William W. Kelly
William W. Kelly is Professor Emeritus of Anthropology and the Sumitomo Professor Emeritus of Japanese Studies. He received his undergraduate B. A. in anthropology from Amherst College and a Ph. D. in sociocultural anthropology from Brandeis University. He joined the faculty at Yale in 1980. He has served as chair of the Council on East Asian Studies (1988-1991) and was chair of the Department of Anthropology from 1995-2000 and 2005-2010.
A noted authority on the social and historical anthropology of Japan, Kelly focused much of his research for two decades on regional society in Japan, based on extensive fieldwork in the Shōnai area of Yamagata Prefecture. Among his publications from this project are books on Water Control in Tokugawa Japan and Deference and Defiance in 19th-Century Japan. He has also written widely on the broader dynamics of class formation in Japanese society, including “Finding a Place in Metropolitan Japan” (1993) and (with Merry White) “Students, Slackers, Singles, Seniors, and Strangers: Transforming a Family-Nation” (2005).
At the same time, much of his research for the past two decades has explored sport and body culture and their significance in modern. Japan. From 1996 to 2003, he conducted field research in the Kansai area of Japan on the patterns of professional baseball in the cities of Osaka and Kobe. He has published many articles in English and Japanese on this work and is now finishing a book on one of the Kansai clubs, the Hanshin Tigers, titled “The Hanshin Tigers and the Practices of Professional Baseball in Modern Japan.” His research on sport then broadened to growing influence of soccer and the Olympic Movement in reshaping notions of ethnicity, gender, and citizenship in Japan and East Asia. He has edited and contributed to four volumes based on Yale University conferences that drew scholars from Japan, the US, and Europe: Fanning the Flames: Fandoms and Consumer Culture in Contemporary Japan (SUNY Press, 2004), This Sporting Life: Sports and Body Culture in Modern Japan (Yale Council on East Asian Studies Occasional Monograph Series, 2007), and The Olympics in East Asia:The Crucible of Localism, Nationalism, Regionalism, and Globalism (with Susan Brownell, Yale Council on East Asian Studies Occasional Monograph Series, 2010), and The New Geopolitics of Sport in East Asia (with J. A. Mangan, Routledge, 2014). He is presenting writing a book on the history of Japan anthropology and its importance for Japan studies and for sociocultural anthropology.

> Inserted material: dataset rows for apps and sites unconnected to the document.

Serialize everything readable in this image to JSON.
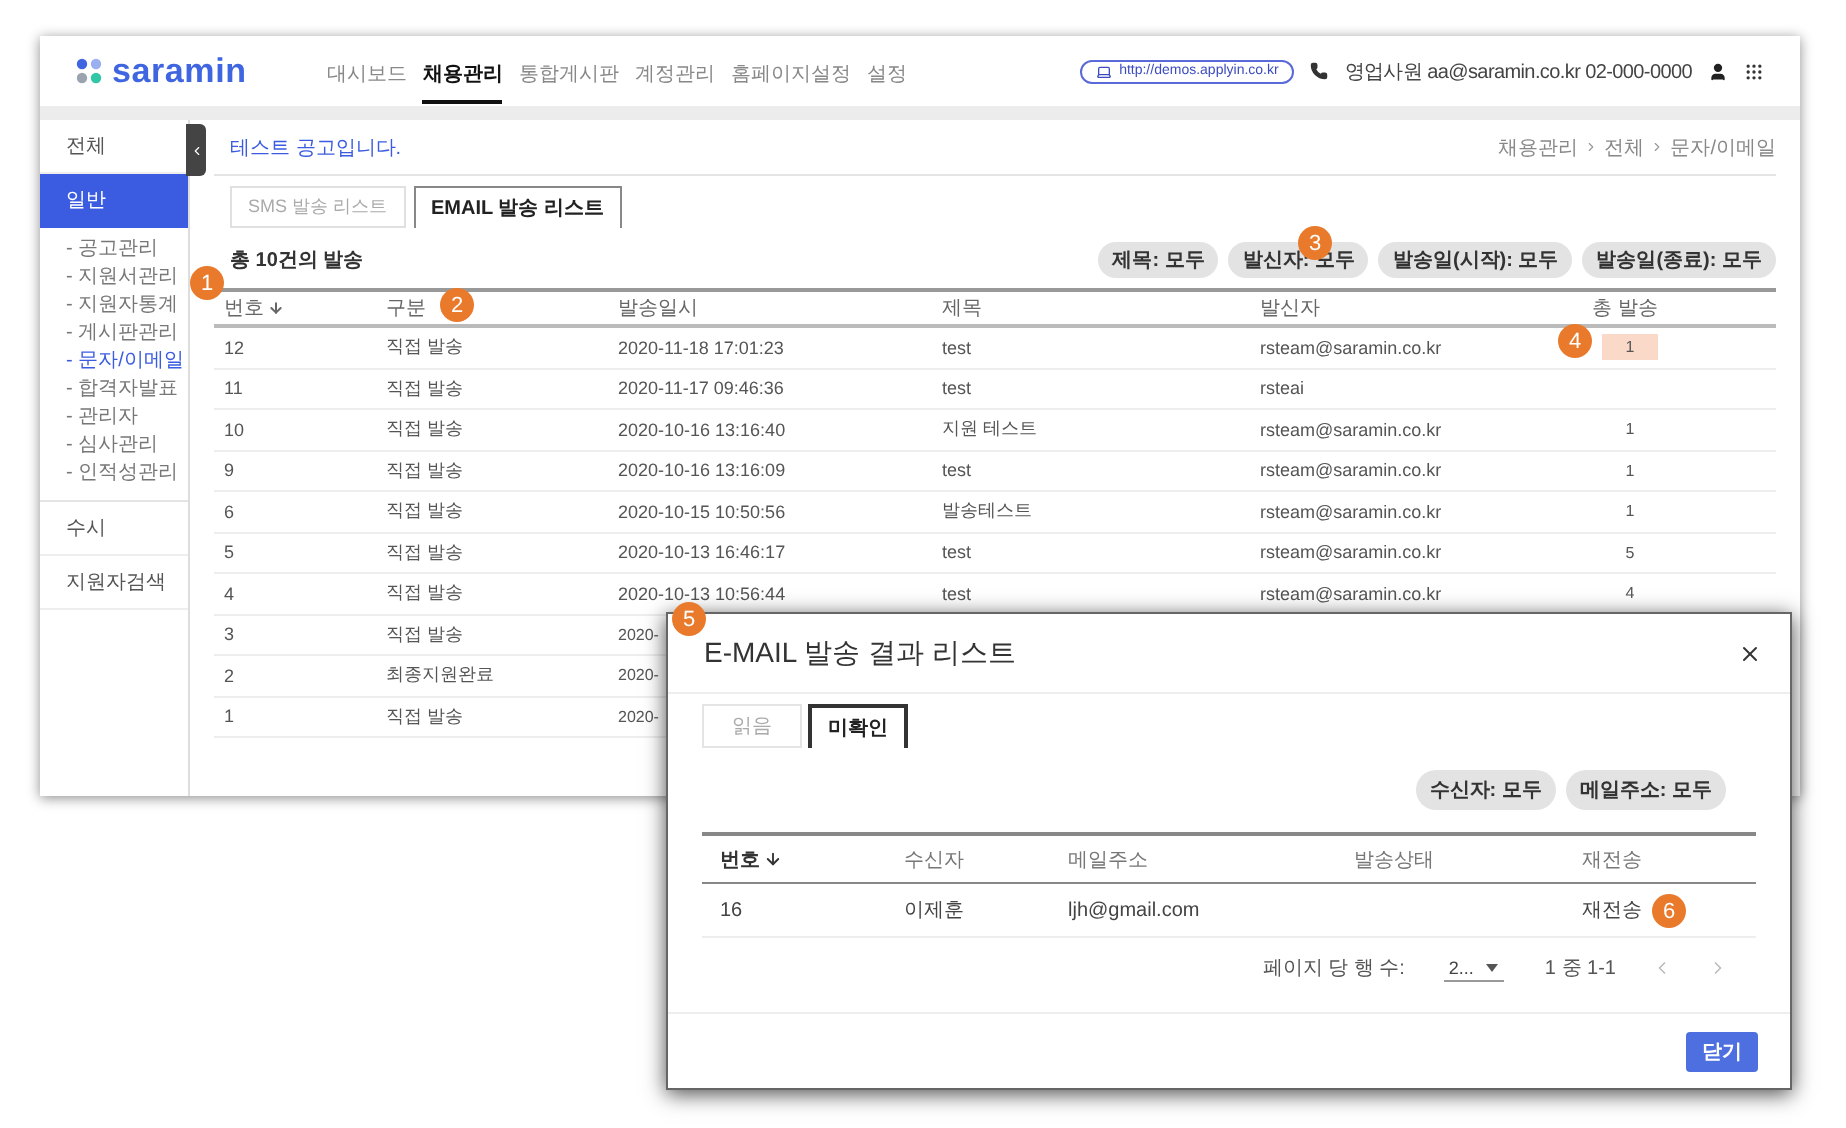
{
  "header": {
    "logo": "saramin",
    "nav": [
      {
        "label": "대시보드",
        "selected": false
      },
      {
        "label": "채용관리",
        "selected": true
      },
      {
        "label": "통합게시판",
        "selected": false
      },
      {
        "label": "계정관리",
        "selected": false
      },
      {
        "label": "홈페이지설정",
        "selected": false
      },
      {
        "label": "설정",
        "selected": false
      }
    ],
    "url": "http://demos.applyin.co.kr",
    "contact": "영업사원 aa@saramin.co.kr 02-000-0000"
  },
  "sidebar": {
    "items": [
      {
        "label": "전체",
        "selected": false
      },
      {
        "label": "일반",
        "selected": true,
        "children": [
          {
            "label": "- 공고관리",
            "selected": false
          },
          {
            "label": "- 지원서관리",
            "selected": false
          },
          {
            "label": "- 지원자통계",
            "selected": false
          },
          {
            "label": "- 게시판관리",
            "selected": false
          },
          {
            "label": "- 문자/이메일",
            "selected": true
          },
          {
            "label": "- 합격자발표",
            "selected": false
          },
          {
            "label": "- 관리자",
            "selected": false
          },
          {
            "label": "- 심사관리",
            "selected": false
          },
          {
            "label": "- 인적성관리",
            "selected": false
          }
        ]
      },
      {
        "label": "수시",
        "selected": false
      },
      {
        "label": "지원자검색",
        "selected": false
      }
    ]
  },
  "content": {
    "title": "테스트 공고입니다.",
    "breadcrumb": [
      "채용관리",
      "전체",
      "문자/이메일"
    ],
    "tabs": [
      {
        "label": "SMS 발송 리스트",
        "selected": false
      },
      {
        "label": "EMAIL 발송 리스트",
        "selected": true
      }
    ],
    "summary": "총 10건의 발송",
    "filters": [
      "제목: 모두",
      "발신자: 모두",
      "발송일(시작): 모두",
      "발송일(종료): 모두"
    ],
    "table": {
      "columns": [
        "번호",
        "구분",
        "발송일시",
        "제목",
        "발신자",
        "총 발송"
      ],
      "rows": [
        {
          "cells": [
            "12",
            "직접 발송",
            "2020-11-18 17:01:23",
            "test",
            "rsteam@saramin.co.kr",
            "1"
          ],
          "highlighted": true
        },
        {
          "cells": [
            "11",
            "직접 발송",
            "2020-11-17 09:46:36",
            "test",
            "rsteai"
          ]
        },
        {
          "cells": [
            "10",
            "직접 발송",
            "2020-10-16 13:16:40",
            "지원 테스트",
            "rsteam@saramin.co.kr",
            "1"
          ]
        },
        {
          "cells": [
            "9",
            "직접 발송",
            "2020-10-16 13:16:09",
            "test",
            "rsteam@saramin.co.kr",
            "1"
          ]
        },
        {
          "cells": [
            "6",
            "직접 발송",
            "2020-10-15 10:50:56",
            "발송테스트",
            "rsteam@saramin.co.kr",
            "1"
          ]
        },
        {
          "cells": [
            "5",
            "직접 발송",
            "2020-10-13 16:46:17",
            "test",
            "rsteam@saramin.co.kr",
            "5"
          ]
        },
        {
          "cells": [
            "4",
            "직접 발송",
            "2020-10-13 10:56:44",
            "test",
            "rsteam@saramin.co.kr",
            "4"
          ]
        },
        {
          "cells": [
            "3",
            "직접 발송",
            "2020-"
          ]
        },
        {
          "cells": [
            "2",
            "최종지원완료",
            "2020-"
          ]
        },
        {
          "cells": [
            "1",
            "직접 발송",
            "2020-"
          ]
        }
      ]
    }
  },
  "modal": {
    "title": "E-MAIL 발송 결과 리스트",
    "tabs": [
      {
        "label": "읽음",
        "selected": false
      },
      {
        "label": "미확인",
        "selected": true
      }
    ],
    "filters": [
      "수신자: 모두",
      "메일주소: 모두"
    ],
    "table": {
      "columns": [
        "번호",
        "수신자",
        "메일주소",
        "발송상태",
        "재전송"
      ],
      "rows": [
        {
          "no": "16",
          "name": "이제훈",
          "email": "ljh@gmail.com",
          "resend": "재전송"
        }
      ]
    },
    "pagination": {
      "label": "페이지 당 행 수:",
      "per_page": "2...",
      "range": "1 중 1-1"
    },
    "close_button": "닫기"
  },
  "annotations": [
    "1",
    "2",
    "3",
    "4",
    "5",
    "6"
  ]
}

Kelly has long been involved with US-Japan educational exchanges, serving for many years on the Governing Board of the Kyoto Center for Japanese Studies and on the Advisory Board of the Japan-US Student Conference. He has served on the Japan Committee of the Social Science Research Council and the Northeast Asia Council of the Association for Asian Studies. He was a member of the American Advisory Committee of the Japan Foundation for eight years and was a longtime associate editor of the Journal of Japanese Studies. In 2009, he was awarded the Order of the Rising Sun, Gold Rays with Neck Ribbon, by the Japanese government. At Yale, he has received three awards for teaching: the McCredie Teaching Award for Information Technology in Teaching in Yale College (2004), the Harwood F. Byrnes / Richard B. Sewall Teaching Prize for distinguished teaching in Yale College (2011), and the Graduate Mentor Award in the Graduate School of Arts and Sciences (2013).

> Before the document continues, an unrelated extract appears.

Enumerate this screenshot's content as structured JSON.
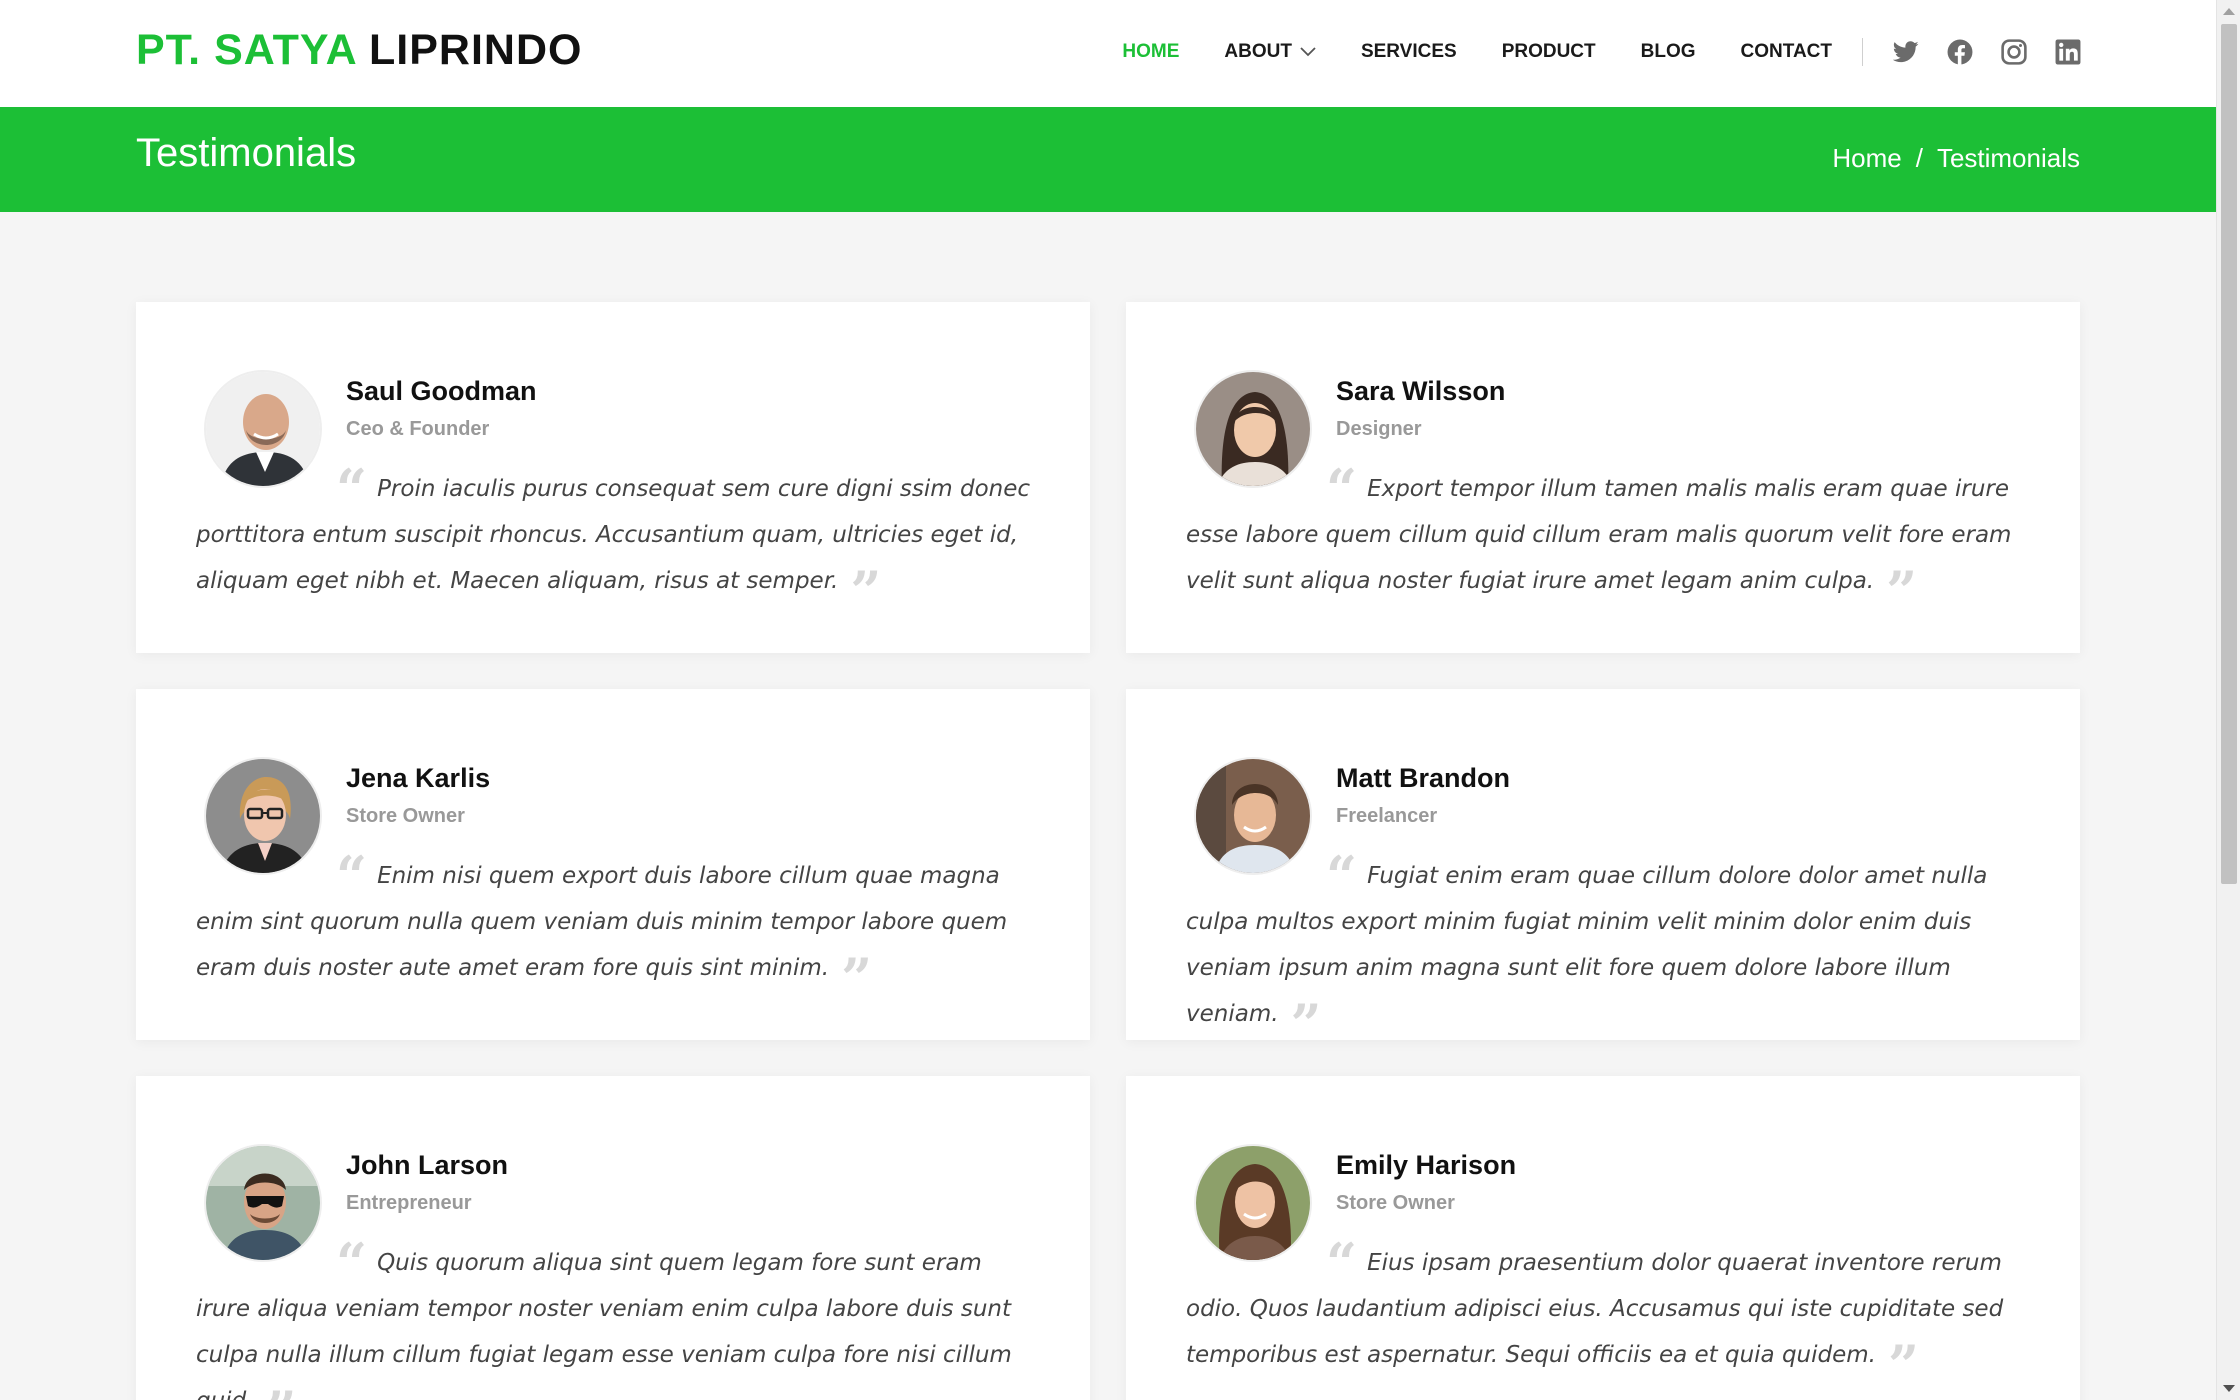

2011 “Kōshien Stadium: Performing National Virtues and Regional Rivalries in a “Theater of Sport,’” Sport in Society 14(4): 481-493
2011 “Olympic Normalcy: Why Beijing 2008 Wasn’t Exceptional,” International Journal of the History of Sport 28(16):2261-2270
2013 “Japan’s Embrace of Soccer: Mutable Ethnic Players and Flexible Soccer Citizenship in the New East Asian Sports Order,” International Journal of the History of Sport 30(11):1235-1246.
2013 “Adversity, Acceptance, and Accomplishment: Female Athletes in Japan’s Modern Sportsworld,” Asia-Pacific Journal of Sport and Social Science 2(2):1-13.
2014 “Sport Fans and Fandoms,” in R. Giulianotti (editor), Routledge Handbook of the Sociology of Sport. London: Routledge.